Like the Velvet Underground, their most obvious influence, the chart success of the Jesus and Mary Chain was virtually nonexistent, but their artistic impact was incalculable; quite simply, the Scottish group made the world safe for white noise, orchestrating a sound dense in squalling feedback that served as an inspiration to everyone from My Bloody Valentine to Dinosaur Jr. Though the supporting players drifted in and out of focus, the heart of the Mary Chain remained vocalists and guitarists William and Jim Reid, Scottish-born brothers heavily influenced not only by underground legends like the Velvets and the Stooges but also by the sonic grandeur and pop savvy of Phil Spector and Brian Wilson. In the Jesus and Mary Chain, which the Reids formed outside of Glasgow in 1984 with bassist Douglas Hart and drummer Murray Dalglish (quickly replaced by Bobby Gillespie), these two polarized aesthetics converged; equal parts bubblegum and formless guitar distortion, their sound both celebrated pop conventions and thoroughly subverted them.

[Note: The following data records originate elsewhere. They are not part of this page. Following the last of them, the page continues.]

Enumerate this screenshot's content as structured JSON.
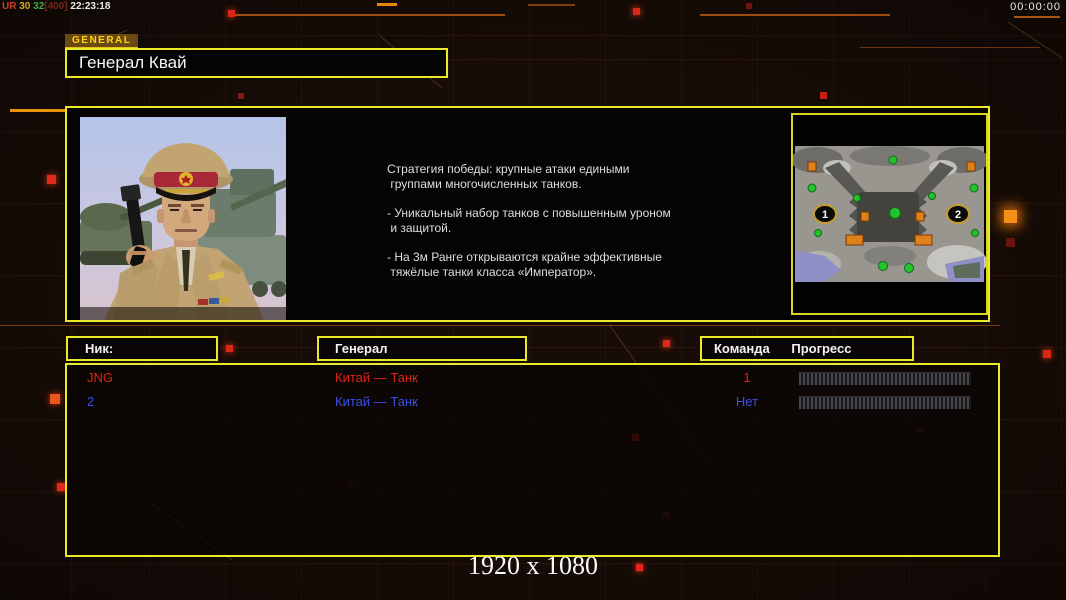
{
  "hud": {
    "debug_segments": [
      {
        "text": "UR ",
        "color": "#c83c28"
      },
      {
        "text": "30 ",
        "color": "#d8a828"
      },
      {
        "text": "32",
        "color": "#3fae3f"
      },
      {
        "text": "[400] ",
        "color": "#7a2418"
      },
      {
        "text": "22:23:18",
        "color": "#ececec"
      }
    ],
    "timer": "00:00:00"
  },
  "tab": {
    "label": "GENERAL"
  },
  "header": {
    "title": "Генерал Квай"
  },
  "info": {
    "description": [
      "Стратегия победы: крупные атаки едиными\n группами многочисленных танков.",
      "- Уникальный набор танков с повышенным уроном\n и защитой.",
      "- На 3м Ранге открываются крайне эффективные\n тяжёлые танки класса «Император»."
    ],
    "minimap": {
      "start_positions": [
        "1",
        "2"
      ]
    }
  },
  "table": {
    "headers": {
      "nick": "Ник:",
      "general": "Генерал",
      "team": "Команда",
      "progress": "Прогресс"
    },
    "rows": [
      {
        "nick": "JNG",
        "general": "Китай — Танк",
        "team": "1",
        "color": "#e02418"
      },
      {
        "nick": "2",
        "general": "Китай — Танк",
        "team": "Нет",
        "color": "#3a50e8"
      }
    ]
  },
  "footer": {
    "resolution": "1920 x 1080"
  },
  "theme": {
    "accent_yellow": "#eaea28",
    "accent_orange": "#e07818",
    "band_red": "#a82838"
  }
}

In late 1984, the band issued its seminal debut single, “Upside Down,” a remarkable blast of live-wire feedback anchored by a caveman-like drumbeat; the record made the JMC an overnight sensation in the U.K., as did their nascent live shows, 20-minute sets of confrontational noise (performed with the bandmembers’ backs to the audience) which frequently ended in rioting. The follow-up, “You Trip Me Up,” further perfected the formula, and led to their 1985 debut LP Psychocandy, which gift-wrapped sweet, simple pop songs in ribbons of droning guitar fuzz. After a two-year layoff (during which time Gillespie exited to form Primal Scream and was replaced by John Moore), the Jesus and Mary Chain returned with Darklands, a dramatic shift in approach that stripped away the feedback to expose the skeletal guitar pop at the music’s core. After a sprawling 1988 collection of singles, B-sides, and demos titled Barbed Wire Kisses, they emerged with Automatic, which introduced a more tightly coiled brand of feedback while jettisoning Moore’s live drums in favor of synthesized beats.
After another long absence, the Mary Chain (minus Hart) resurfaced in 1992 with Honey’s Dead, and earned greater U.S. visibility thanks to a spot on that summer’s Lollapalooza lineup; the first single, “Reverence,” also won them renewed attention at home when Top of the Pops banned the song because of its opening lines, “I wanna die just like Jesus Christ” and “I wanna die just like JFK.” With 1994’s gentle, largely acoustic Stoned & Dethroned, they even reached the U.S. pop charts thanks to the lovely single “Sometimes Always,” a duet with Mazzy Star’s Hope Sandoval. Another collection of scattered sides, The Jesus and Mary Chain Hate Rock ‘n’ Roll, followed a year later, highlighted by the single “I Hate Rock ‘n’ Roll,” a scabrous swipe that reclaimed the pure noise attack of their earliest work. Moving to Sub Pop, they returned with Munki in 1998. William Reid left the group during the subsequent tour, and in 1999, the Jesus and Mary Chain officially disbanded.